Machine learning, the subset of artificial intelligence that teaches computers to perform tasks through examples and experience, is a hot area of research and development. Many of the applications we use daily use machine learning algorithms, including AI assistants, web search and machine translation. Your social media news feed is powered by a machine learning algorithm. The recommended videos you see on YouTube and Netflix are the result of a machine learning model. And Spotify's Discover Weekly draws on the power of machine learning algorithms to create a list of songs that conform to your preferences. But machine learning comes in many different flavors.
I am regularly asked to summarize my many posts. I thought it would be a good idea to publish on this blog, every Monday, some of the most relevant articles that I have already shared with you on my social networks. Today I will share some of the most relevant articles about Artificial Intelligence and in what form you can find it in today's life. I will also comment on the articles. After the COVID-19 pandemic is over and the economy reopens, many students will resume work on their careers.
Generative Adversarial Networks (GANs) are a trend nowadays in various unsupervised learning applications. They are applied in animation and gaming with a full swing due to their capability to produce new images when trained on a set of similar but different images. This model is basically a deep generative model composed of two networks – a generator and a discriminator. The Deep Convolutional Neural Network is one of the variants of GAN where convolutional layers are added to the generator and discriminator networks. In this article, we will train the Deep Convolutional Generative Adversarial Network on Fashion MNIST training images in order to generate a new set of fashion apparel images.

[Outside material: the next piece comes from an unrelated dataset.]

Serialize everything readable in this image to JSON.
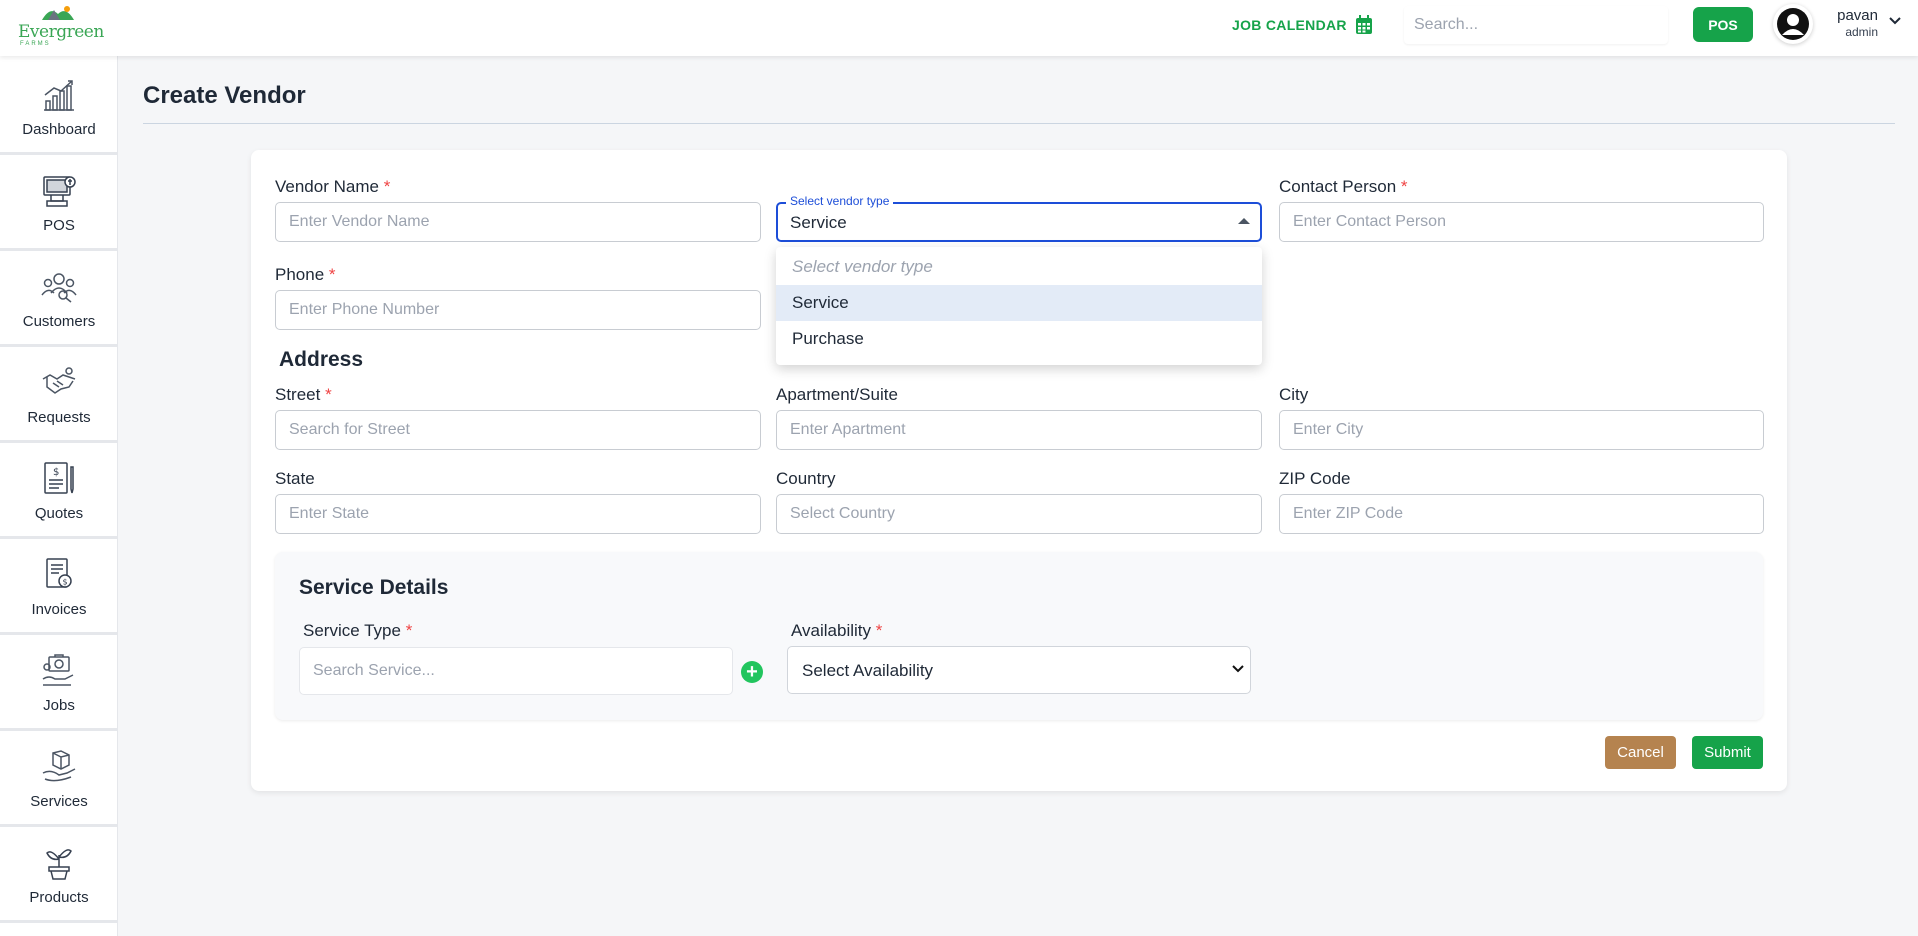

The world of artificial intelligence has exploded in recent years. Computers armed with AI do everything from drive cars to pick movies you'll probably like. Some have warned we're putting too much trust in computers that appear to do wondrous things. But what exactly do people mean when they talk about artificial intelligence? It's hard to find a universally accepted definition of artificial intelligence.

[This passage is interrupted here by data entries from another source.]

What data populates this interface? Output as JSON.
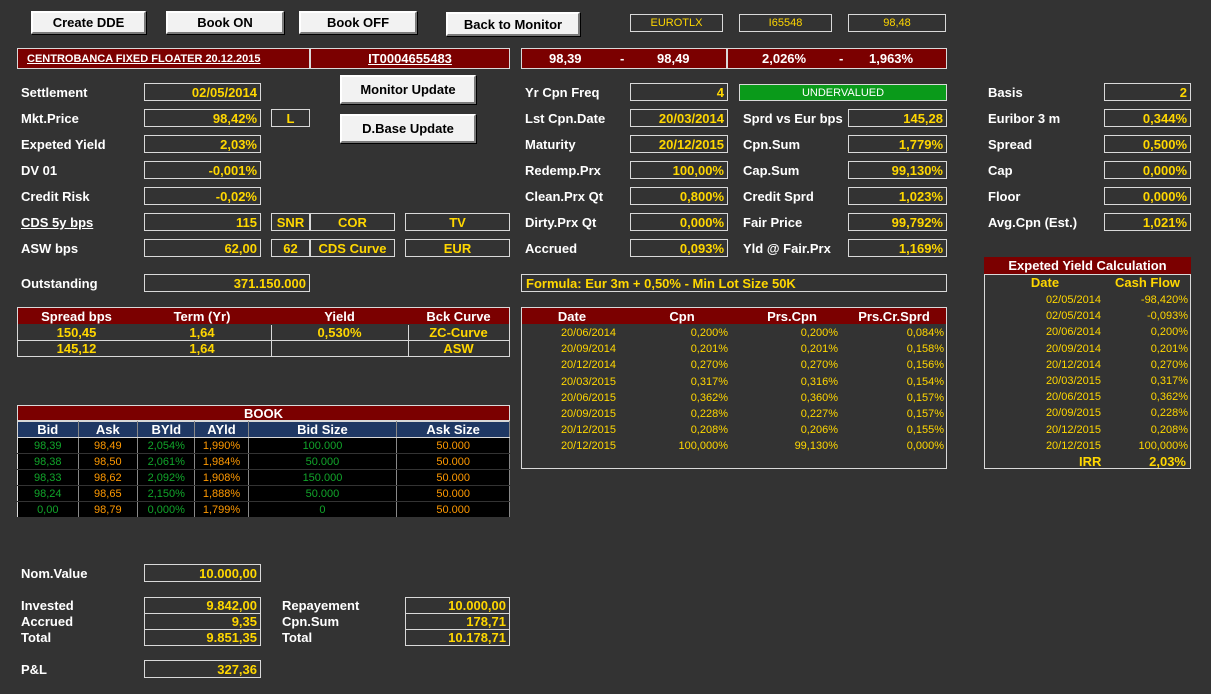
{
  "toolbar": {
    "create_dde": "Create DDE",
    "book_on": "Book ON",
    "book_off": "Book OFF",
    "back_to_monitor": "Back to Monitor",
    "market": "EUROTLX",
    "code": "I65548",
    "last": "98,48"
  },
  "bond": {
    "name": "CENTROBANCA FIXED FLOATER 20.12.2015",
    "isin": "IT0004655483",
    "bid_px": "98,39",
    "ask_px": "98,49",
    "dash1": "-",
    "bid_yld": "2,026%",
    "ask_yld": "1,963%",
    "dash2": "-"
  },
  "buttons": {
    "monitor_update": "Monitor Update",
    "dbase_update": "D.Base Update"
  },
  "left": {
    "settlement_label": "Settlement",
    "settlement": "02/05/2014",
    "mkt_price_label": "Mkt.Price",
    "mkt_price": "98,42%",
    "mkt_price_flag": "L",
    "expeted_yield_label": "Expeted Yield",
    "expeted_yield": "2,03%",
    "dv01_label": "DV 01",
    "dv01": "-0,001%",
    "credit_risk_label": "Credit Risk",
    "credit_risk": "-0,02%",
    "cds_label": "CDS 5y bps",
    "cds": "115",
    "cds_snr": "SNR",
    "cds_cor": "COR",
    "cds_tv": "TV",
    "asw_label": "ASW bps",
    "asw": "62,00",
    "asw_62": "62",
    "cds_curve": "CDS Curve",
    "eur": "EUR",
    "outstanding_label": "Outstanding",
    "outstanding": "371.150.000"
  },
  "middle": {
    "yr_cpn_freq_label": "Yr Cpn Freq",
    "yr_cpn_freq": "4",
    "lst_cpn_date_label": "Lst Cpn.Date",
    "lst_cpn_date": "20/03/2014",
    "maturity_label": "Maturity",
    "maturity": "20/12/2015",
    "redemp_label": "Redemp.Prx",
    "redemp": "100,00%",
    "clean_label": "Clean.Prx Qt",
    "clean": "0,800%",
    "dirty_label": "Dirty.Prx Qt",
    "dirty": "0,000%",
    "accrued_label": "Accrued",
    "accrued": "0,093%",
    "status": "UNDERVALUED",
    "sprd_eur_label": "Sprd vs Eur bps",
    "sprd_eur": "145,28",
    "cpn_sum_label": "Cpn.Sum",
    "cpn_sum": "1,779%",
    "cap_sum_label": "Cap.Sum",
    "cap_sum": "99,130%",
    "credit_sprd_label": "Credit Sprd",
    "credit_sprd": "1,023%",
    "fair_price_label": "Fair Price",
    "fair_price": "99,792%",
    "yld_fair_label": "Yld @ Fair.Prx",
    "yld_fair": "1,169%",
    "formula": "Formula: Eur 3m + 0,50% - Min Lot Size 50K"
  },
  "right": {
    "basis_label": "Basis",
    "basis": "2",
    "euribor_label": "Euribor 3 m",
    "euribor": "0,344%",
    "spread_label": "Spread",
    "spread": "0,500%",
    "cap_label": "Cap",
    "cap": "0,000%",
    "floor_label": "Floor",
    "floor": "0,000%",
    "avg_cpn_label": "Avg.Cpn (Est.)",
    "avg_cpn": "1,021%"
  },
  "spread_table": {
    "headers": [
      "Spread bps",
      "Term (Yr)",
      "Yield",
      "Bck Curve"
    ],
    "rows": [
      [
        "150,45",
        "1,64",
        "0,530%",
        "ZC-Curve"
      ],
      [
        "145,12",
        "1,64",
        "",
        "ASW"
      ]
    ]
  },
  "coupon_table": {
    "headers": [
      "Date",
      "Cpn",
      "Prs.Cpn",
      "Prs.Cr.Sprd"
    ],
    "rows": [
      [
        "20/06/2014",
        "0,200%",
        "0,200%",
        "0,084%"
      ],
      [
        "20/09/2014",
        "0,201%",
        "0,201%",
        "0,158%"
      ],
      [
        "20/12/2014",
        "0,270%",
        "0,270%",
        "0,156%"
      ],
      [
        "20/03/2015",
        "0,317%",
        "0,316%",
        "0,154%"
      ],
      [
        "20/06/2015",
        "0,362%",
        "0,360%",
        "0,157%"
      ],
      [
        "20/09/2015",
        "0,228%",
        "0,227%",
        "0,157%"
      ],
      [
        "20/12/2015",
        "0,208%",
        "0,206%",
        "0,155%"
      ],
      [
        "20/12/2015",
        "100,000%",
        "99,130%",
        "0,000%"
      ]
    ]
  },
  "yield_calc": {
    "title": "Expeted Yield Calculation",
    "headers": [
      "Date",
      "Cash Flow"
    ],
    "rows": [
      [
        "02/05/2014",
        "-98,420%"
      ],
      [
        "02/05/2014",
        "-0,093%"
      ],
      [
        "20/06/2014",
        "0,200%"
      ],
      [
        "20/09/2014",
        "0,201%"
      ],
      [
        "20/12/2014",
        "0,270%"
      ],
      [
        "20/03/2015",
        "0,317%"
      ],
      [
        "20/06/2015",
        "0,362%"
      ],
      [
        "20/09/2015",
        "0,228%"
      ],
      [
        "20/12/2015",
        "0,208%"
      ],
      [
        "20/12/2015",
        "100,000%"
      ]
    ],
    "irr_label": "IRR",
    "irr": "2,03%"
  },
  "book": {
    "title": "BOOK",
    "headers": [
      "Bid",
      "Ask",
      "BYld",
      "AYld",
      "Bid Size",
      "Ask Size"
    ],
    "rows": [
      [
        "98,39",
        "98,49",
        "2,054%",
        "1,990%",
        "100.000",
        "50.000"
      ],
      [
        "98,38",
        "98,50",
        "2,061%",
        "1,984%",
        "50.000",
        "50.000"
      ],
      [
        "98,33",
        "98,62",
        "2,092%",
        "1,908%",
        "150.000",
        "50.000"
      ],
      [
        "98,24",
        "98,65",
        "2,150%",
        "1,888%",
        "50.000",
        "50.000"
      ],
      [
        "0,00",
        "98,79",
        "0,000%",
        "1,799%",
        "0",
        "50.000"
      ]
    ]
  },
  "pnl": {
    "nom_value_label": "Nom.Value",
    "nom_value": "10.000,00",
    "invested_label": "Invested",
    "invested": "9.842,00",
    "accrued_label": "Accrued",
    "accrued": "9,35",
    "total_label": "Total",
    "total": "9.851,35",
    "repayement_label": "Repayement",
    "repayement": "10.000,00",
    "cpn_sum_label": "Cpn.Sum",
    "cpn_sum": "178,71",
    "total2_label": "Total",
    "total2": "10.178,71",
    "pl_label": "P&L",
    "pl": "327,36"
  }
}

As the world grows increasingly connected, growing concern regarding the influence of artificial intelligence (AI) has been bubbling to the surface, affecting perceptions by industries big and small along with the general populace. Spurred on by sensationalized media predictions of AI taking over human decision-making and silver-screen tales of robot revolutions, there is a fear of allowing AI or its cousin, the Internet of Things (IoT), into our lives. Here is AI's man behind the curtain. One of the biggest sticking points is the popular – yet mistaken – notion that AI will cost people their jobs. In truth, the situation is just the opposite.
As the Chinese Professional Baseball League starts its season, one team has gotten creative about "filling the stands" during the coronavirus pandemic. The Rakuten Monkeys will play games in front of robot mannequins in the audience dressed up as fans, according to the CPBL official website. "You call that a fastball? I haven't seen anything that slow since Pentium II!" You swing like your tension-amplification mechanism was sent to the wrong 3-D printer!" "C'mon, let's score some runs!